The Alliance Party has hit back at claims it is being used by Sinn Fein to further the republican agenda on Belfast City Council.
Political commentator Ruth Dudley Edwards accused the party of naivety in becoming “a Sinn Fein patsy”.
She appeared on BBC Radio Ulster’s Talkback programme yesterday to defend her remarks while Alliance’s Kate Nicholl was also on the show to respond.
In her Belfast Telegraph column, Ms Dudley Edwards said Alliance had voted 22 times with Sinn Fein against the DUP and only eight times the other way around at Belfast City Council.
She gave examples of Sinn Fein and Alliance “scuppering” a memorial to victims of the Belfast Blitz and the parties’ collaboration in putting forward an amendment to council rules which would “stifle free speech”.
She wrote: “Shinners may eulogise murderers, boycott Westminster and bring down Stormont, but hey, to Alliance, they’re preferable to dinosaurs who disapprove of gay marriage and think free speech matters, even if it hurts people’s feelings.

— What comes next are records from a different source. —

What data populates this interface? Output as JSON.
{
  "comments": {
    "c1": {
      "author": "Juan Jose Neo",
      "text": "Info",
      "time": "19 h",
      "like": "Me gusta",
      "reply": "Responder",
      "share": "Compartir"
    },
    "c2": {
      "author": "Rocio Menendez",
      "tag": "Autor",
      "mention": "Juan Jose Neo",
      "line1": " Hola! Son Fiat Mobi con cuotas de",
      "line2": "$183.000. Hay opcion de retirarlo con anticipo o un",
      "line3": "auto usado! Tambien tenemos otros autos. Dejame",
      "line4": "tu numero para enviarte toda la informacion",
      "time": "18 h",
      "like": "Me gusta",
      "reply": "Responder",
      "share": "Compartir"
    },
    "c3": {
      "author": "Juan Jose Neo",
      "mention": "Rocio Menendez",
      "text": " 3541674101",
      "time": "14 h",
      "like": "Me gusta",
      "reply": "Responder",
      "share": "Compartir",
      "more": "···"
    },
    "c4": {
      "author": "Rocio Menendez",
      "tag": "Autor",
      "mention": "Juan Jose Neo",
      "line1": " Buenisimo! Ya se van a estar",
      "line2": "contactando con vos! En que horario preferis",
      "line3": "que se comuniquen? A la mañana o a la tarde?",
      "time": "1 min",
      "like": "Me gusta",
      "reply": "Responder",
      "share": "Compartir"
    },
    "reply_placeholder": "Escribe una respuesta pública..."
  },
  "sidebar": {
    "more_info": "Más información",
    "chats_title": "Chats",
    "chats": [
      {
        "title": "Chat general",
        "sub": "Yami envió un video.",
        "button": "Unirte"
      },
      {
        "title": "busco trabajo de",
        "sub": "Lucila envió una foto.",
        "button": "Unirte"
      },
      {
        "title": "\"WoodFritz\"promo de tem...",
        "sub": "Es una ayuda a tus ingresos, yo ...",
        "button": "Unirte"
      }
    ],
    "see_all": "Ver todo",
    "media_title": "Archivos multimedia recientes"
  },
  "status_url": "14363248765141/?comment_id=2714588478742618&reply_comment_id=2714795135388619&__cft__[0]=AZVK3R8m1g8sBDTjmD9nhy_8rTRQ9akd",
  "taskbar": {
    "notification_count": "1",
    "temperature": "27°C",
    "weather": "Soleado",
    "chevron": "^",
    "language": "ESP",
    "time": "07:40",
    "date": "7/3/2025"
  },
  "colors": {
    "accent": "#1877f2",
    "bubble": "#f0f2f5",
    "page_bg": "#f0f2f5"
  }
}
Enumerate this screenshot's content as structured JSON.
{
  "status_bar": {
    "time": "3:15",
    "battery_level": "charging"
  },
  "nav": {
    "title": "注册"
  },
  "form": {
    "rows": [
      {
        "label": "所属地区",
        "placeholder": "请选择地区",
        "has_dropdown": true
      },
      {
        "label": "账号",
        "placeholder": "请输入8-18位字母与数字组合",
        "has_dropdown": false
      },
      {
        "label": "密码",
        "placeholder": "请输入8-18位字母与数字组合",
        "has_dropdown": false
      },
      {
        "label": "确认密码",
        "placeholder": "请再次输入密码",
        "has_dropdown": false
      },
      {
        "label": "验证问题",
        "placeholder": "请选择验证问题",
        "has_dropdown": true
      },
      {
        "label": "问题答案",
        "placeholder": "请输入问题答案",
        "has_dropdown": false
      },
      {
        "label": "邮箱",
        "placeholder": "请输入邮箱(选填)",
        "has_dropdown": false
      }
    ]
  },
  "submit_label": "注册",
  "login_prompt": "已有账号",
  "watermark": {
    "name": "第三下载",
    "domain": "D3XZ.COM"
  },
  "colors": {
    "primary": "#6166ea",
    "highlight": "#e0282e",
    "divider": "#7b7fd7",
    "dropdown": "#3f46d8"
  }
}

“Someone should explain to the party that it is being eaten by a crocodile.”
She repeated much of her sentiments on Talkback yesterday afternoon while Ms Nicholl argued that her party has no strategic allegiances on Belfast City Council.
The Alliance councillor said: “We vote based on what is sensible rather than orange and green issues. We’re a cross-community party so we will vote issue by issue on what is best for our city.
“I’m finding it kind of patronising the idea that Alliance are being taken in by Sinn Fein.
“We recognise that the Good Friday Agreement happened and we work together with other political parties that have been democratically elected on all sides. Does Ruth not want us to work with people who are democratically elected?”
Ms Dudley Edwards responded: “I want you to challenge the things they do which are appalling – including the eulogising of murderers.”
Last night an Alliance spokesperson said: “We call out unionist and nationalist politicians in equal measure – as has been seen in our condemnation from the outset of Barry McElduff’s actions, our condemnation around the naming of Raymond McCreesh Park and our criticism of unionism’s short-sighted approach to Brexit.”